Those who originally lent it an air of street credibility and authenticity are forced south to barrios such as Carabanchel and Puente de Vallecas.
According to Manolo Osuna from the Neighbours’ Association La Corrala Latina-Rastro-Lavapiés who has lived in the barrio for 50 years, “I like the label and I don’t like it. On the one hand, it makes me proud because for so long nobody wanted to come here. It was considered dangerous and there were no young people. It was thanks to the immigrant population that there was any life at all. On the other hand, I don’t like it, because it brings more tourists and turns it into a theme park. I once knew 90% of my neighbours, now I barely know 10%. If this goes on we will be the victim of our own success.”
Echoing Manolo’s words is HAPS, a member of Fisidici cooperative, which has a sign outside its bicycle repair shop that says ‘Lavapiés no se vende’.
Commenting on the groups of perplexed tourists on guided walkabouts through the area, HAPS says, “We’re turning into a zoo! A recreational barrio, not somewhere that people work and live. The solution has to be both political and local. Those of us who live here have to put up a fight.”
Since 2010, the immigrant population has dropped from 33 % to 22.6%.
The exodus was kicked started by the urban plan of 1997 that subsidised an enforced refurbishment of old residential buildings – subsidies that according to Manolo were exploited by investors.
Prices doubled and doubled again, and having recovered from the downturn during the economic crisis, they have now caught up with the Palacio area and Malasaña.
According to idealista, Lavapiés now has the fifth most expensive rents in the centre, trumping areas such as Arapiles in Chamberi and Arguelles in Moncloa.
So will its new status as the very essence of urban cool accelerate its rise?
According to Manolo, one way this could be averted is reintroducing five-year term rent contracts – one of the proposals in the 2019 budget signed this month by Pablo Iglesias and incumbent Prime Minister Pedro Sánchez.

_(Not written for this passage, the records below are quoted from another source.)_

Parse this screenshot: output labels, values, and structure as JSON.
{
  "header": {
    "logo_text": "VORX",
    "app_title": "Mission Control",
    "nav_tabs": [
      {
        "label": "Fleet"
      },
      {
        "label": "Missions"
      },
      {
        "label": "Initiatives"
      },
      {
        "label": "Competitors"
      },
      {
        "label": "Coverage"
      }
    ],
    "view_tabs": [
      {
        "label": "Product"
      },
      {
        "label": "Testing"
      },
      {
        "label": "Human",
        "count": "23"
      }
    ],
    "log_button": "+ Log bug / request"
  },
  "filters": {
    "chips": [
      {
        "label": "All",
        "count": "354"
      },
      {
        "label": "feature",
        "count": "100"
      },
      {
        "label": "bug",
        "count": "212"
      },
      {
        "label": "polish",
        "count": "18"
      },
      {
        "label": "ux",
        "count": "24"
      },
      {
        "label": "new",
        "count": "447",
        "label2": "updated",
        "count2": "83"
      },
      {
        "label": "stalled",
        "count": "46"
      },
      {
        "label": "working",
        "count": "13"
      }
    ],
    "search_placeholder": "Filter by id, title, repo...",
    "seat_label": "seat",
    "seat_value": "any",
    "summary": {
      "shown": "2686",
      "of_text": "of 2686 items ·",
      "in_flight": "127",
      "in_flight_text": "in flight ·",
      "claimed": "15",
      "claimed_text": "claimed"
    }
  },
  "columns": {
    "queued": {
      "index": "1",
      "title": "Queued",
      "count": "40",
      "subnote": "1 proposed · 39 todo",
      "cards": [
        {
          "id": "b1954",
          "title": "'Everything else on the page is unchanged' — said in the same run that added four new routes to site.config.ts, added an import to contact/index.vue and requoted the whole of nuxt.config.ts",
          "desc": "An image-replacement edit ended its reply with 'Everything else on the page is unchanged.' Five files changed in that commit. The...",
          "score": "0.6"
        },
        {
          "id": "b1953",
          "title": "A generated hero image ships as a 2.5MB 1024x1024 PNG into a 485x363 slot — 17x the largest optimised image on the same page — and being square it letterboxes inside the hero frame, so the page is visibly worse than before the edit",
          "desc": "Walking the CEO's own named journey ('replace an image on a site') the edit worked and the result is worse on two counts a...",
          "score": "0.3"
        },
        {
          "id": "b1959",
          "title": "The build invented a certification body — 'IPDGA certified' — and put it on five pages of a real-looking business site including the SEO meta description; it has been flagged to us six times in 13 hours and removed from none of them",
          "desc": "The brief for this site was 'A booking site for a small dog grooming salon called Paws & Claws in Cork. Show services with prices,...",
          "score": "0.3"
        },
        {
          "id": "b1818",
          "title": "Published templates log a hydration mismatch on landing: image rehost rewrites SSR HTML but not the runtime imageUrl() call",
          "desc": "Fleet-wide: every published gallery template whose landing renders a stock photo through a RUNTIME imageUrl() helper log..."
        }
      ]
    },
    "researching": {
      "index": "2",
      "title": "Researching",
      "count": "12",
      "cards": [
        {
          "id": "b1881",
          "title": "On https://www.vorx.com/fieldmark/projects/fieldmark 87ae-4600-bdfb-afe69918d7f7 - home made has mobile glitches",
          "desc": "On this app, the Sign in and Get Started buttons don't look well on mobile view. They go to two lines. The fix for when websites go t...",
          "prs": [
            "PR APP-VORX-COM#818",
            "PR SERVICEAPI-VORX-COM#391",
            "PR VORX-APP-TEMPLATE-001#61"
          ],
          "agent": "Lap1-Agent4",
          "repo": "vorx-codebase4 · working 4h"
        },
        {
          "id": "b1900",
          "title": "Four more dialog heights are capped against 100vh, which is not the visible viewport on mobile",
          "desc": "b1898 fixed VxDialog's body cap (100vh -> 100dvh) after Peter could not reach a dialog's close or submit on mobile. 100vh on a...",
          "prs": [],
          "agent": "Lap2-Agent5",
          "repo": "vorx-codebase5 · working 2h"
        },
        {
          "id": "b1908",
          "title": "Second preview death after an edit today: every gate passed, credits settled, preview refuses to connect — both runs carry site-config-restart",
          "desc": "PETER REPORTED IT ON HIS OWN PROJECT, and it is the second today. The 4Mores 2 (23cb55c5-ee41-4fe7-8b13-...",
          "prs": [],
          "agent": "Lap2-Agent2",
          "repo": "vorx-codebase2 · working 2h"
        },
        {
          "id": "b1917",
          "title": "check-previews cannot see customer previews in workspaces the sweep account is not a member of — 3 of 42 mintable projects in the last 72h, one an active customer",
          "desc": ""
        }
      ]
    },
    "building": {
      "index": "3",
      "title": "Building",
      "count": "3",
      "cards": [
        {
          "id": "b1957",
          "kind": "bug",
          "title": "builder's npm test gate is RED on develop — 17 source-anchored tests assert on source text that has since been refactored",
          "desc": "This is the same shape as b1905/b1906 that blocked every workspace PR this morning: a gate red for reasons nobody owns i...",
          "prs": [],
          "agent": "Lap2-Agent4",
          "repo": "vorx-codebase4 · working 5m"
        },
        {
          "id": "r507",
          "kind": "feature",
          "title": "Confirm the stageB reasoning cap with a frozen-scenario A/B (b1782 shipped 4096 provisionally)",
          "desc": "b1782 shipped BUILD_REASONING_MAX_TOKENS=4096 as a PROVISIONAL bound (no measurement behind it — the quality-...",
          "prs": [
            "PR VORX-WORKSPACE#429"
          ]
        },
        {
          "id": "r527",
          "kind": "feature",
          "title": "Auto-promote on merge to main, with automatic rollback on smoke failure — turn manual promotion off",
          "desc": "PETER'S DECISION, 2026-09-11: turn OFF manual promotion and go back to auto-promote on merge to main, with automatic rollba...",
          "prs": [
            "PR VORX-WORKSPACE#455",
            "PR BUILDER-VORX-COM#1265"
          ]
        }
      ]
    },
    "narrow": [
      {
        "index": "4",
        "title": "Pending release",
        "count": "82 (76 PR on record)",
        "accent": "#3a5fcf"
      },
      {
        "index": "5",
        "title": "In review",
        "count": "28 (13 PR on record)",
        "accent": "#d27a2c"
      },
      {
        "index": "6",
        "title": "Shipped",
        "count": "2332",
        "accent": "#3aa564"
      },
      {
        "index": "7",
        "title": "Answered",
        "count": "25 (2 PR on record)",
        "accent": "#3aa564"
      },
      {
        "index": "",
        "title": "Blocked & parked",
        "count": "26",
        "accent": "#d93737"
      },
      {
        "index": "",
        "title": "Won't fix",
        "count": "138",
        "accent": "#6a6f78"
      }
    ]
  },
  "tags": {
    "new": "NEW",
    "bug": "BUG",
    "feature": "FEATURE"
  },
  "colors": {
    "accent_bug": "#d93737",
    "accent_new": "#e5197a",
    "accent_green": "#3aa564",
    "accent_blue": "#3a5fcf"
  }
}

What comes to mind as I stroll up and down streets where the mother of Barea, once carried laundry from the other side of the divide to the River Manzanares, is the old adage about the sow’s ear and the silk purse.
However much real estate investment companies such as EnfoKamight want to turn Lavapiés into the next Notting Hill, there is some way to go before they meet their goal.
Despite the presence of the Centro DramáticoNacional in the Plaza de Lavapiés, the University Library in the ruins of the Iglesia de las Escuelas Pías de San Fernando and hip watering holes such as SalaEquis mentioned in the Time Out report or La Playa de Lavapiés and La Libre on Calle Argumosa,this is still a corner of Madrid where drunks feel at home and dog owners turn a blind eye when their pets do their business on the pavement.
It is also an area where migrants sleep ten to a room in shifts and activism and Podemos thrive.
And while tourists might gravitate to Airbnbs here, the city’s mayor Manuela Carmenahopes to curb this particular trend with El Plan Especial de Usos del Hospedaje that is set to wipe out around 95% of this kind of tourist accommodation in the city centre, pending approval by the City Council.
She does, however, have something of a battle on her hands.
According to Housy, an agency which manages Airbnbs, more flats than ever are being refurbished in the area for tourist lets with little sign of a slowdown in response to the measure.
It seems sad but almost inevitable that neighbourhoods like Lavapiés, so long considered beyond the pale, are now subjected to a different kind of ‘Injuria’ – or insult.
Raw and colourful, the barrio is cool precisely because the communities here don’t care about being ‘cool’ in the Time Out sense of the word.
Ironically, as prices go up, these communities will leave and take their ‘coolness’ with them.
Consequently, Lavapiés will be reduced to just another overpriced shell and those seeking to capitalise on the elusive cool factor will be chasing the very people they priced out of their homes south of the river.